··· Raw data

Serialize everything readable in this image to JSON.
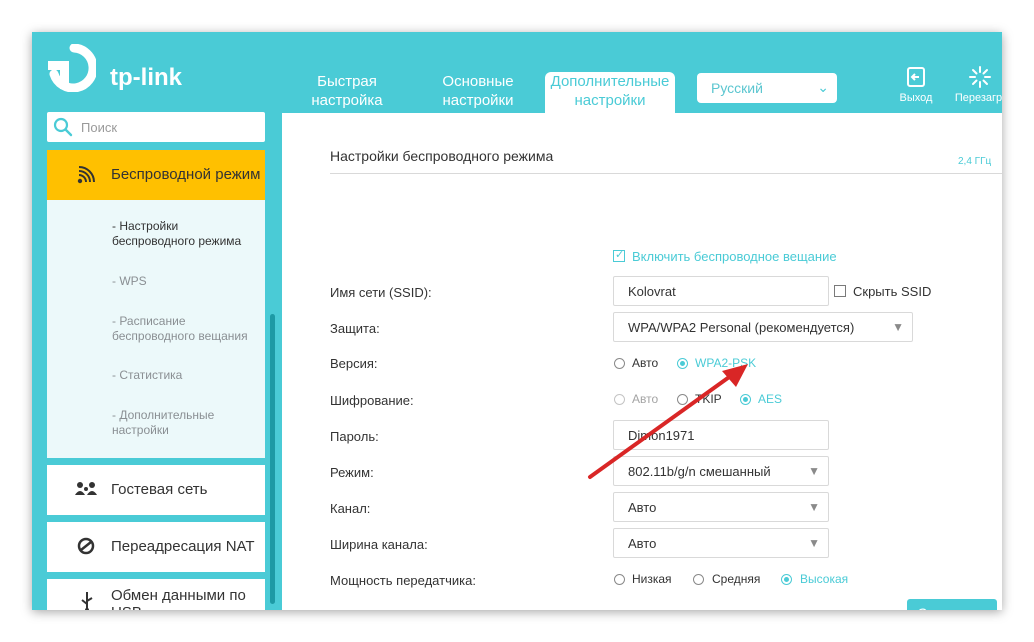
{
  "header": {
    "logo_text": "tp-link",
    "tabs": [
      {
        "label": "Быстрая настройка"
      },
      {
        "label": "Основные настройки"
      },
      {
        "label": "Дополнительные настройки"
      }
    ],
    "language": "Русский",
    "logout_label": "Выход",
    "reboot_label": "Перезагр."
  },
  "sidebar": {
    "search_placeholder": "Поиск",
    "active_item": "Беспроводной режим",
    "subitems": [
      "- Настройки беспроводного режима",
      "- WPS",
      "- Расписание беспроводного вещания",
      "- Статистика",
      "- Дополнительные настройки"
    ],
    "items": [
      {
        "label": "Гостевая сеть",
        "icon": "guest-network-icon"
      },
      {
        "label": "Переадресация NAT",
        "icon": "nat-forwarding-icon"
      },
      {
        "label": "Обмен данными по USB",
        "icon": "usb-icon"
      }
    ]
  },
  "content": {
    "title": "Настройки беспроводного режима",
    "band": "2,4 ГГц",
    "enable_broadcast": "Включить беспроводное вещание",
    "ssid_label": "Имя сети (SSID):",
    "ssid_value": "Kolovrat",
    "hide_ssid": "Скрыть SSID",
    "security_label": "Защита:",
    "security_value": "WPA/WPA2 Personal (рекомендуется)",
    "version_label": "Версия:",
    "version_options": [
      "Авто",
      "WPA2-PSK"
    ],
    "encryption_label": "Шифрование:",
    "encryption_options": [
      "Авто",
      "TKIP",
      "AES"
    ],
    "password_label": "Пароль:",
    "password_value": "Dimon1971",
    "mode_label": "Режим:",
    "mode_value": "802.11b/g/n смешанный",
    "channel_label": "Канал:",
    "channel_value": "Авто",
    "width_label": "Ширина канала:",
    "width_value": "Авто",
    "power_label": "Мощность передатчика:",
    "power_options": [
      "Низкая",
      "Средняя",
      "Высокая"
    ],
    "save_label": "Сохранить"
  },
  "colors": {
    "accent": "#4acbd6",
    "active_item": "#ffc000",
    "arrow": "#d92626"
  }
}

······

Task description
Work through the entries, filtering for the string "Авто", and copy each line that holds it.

Reply
      "Авто",
      "Авто",
    "channel_value": "Авто",
    "width_value": "Авто",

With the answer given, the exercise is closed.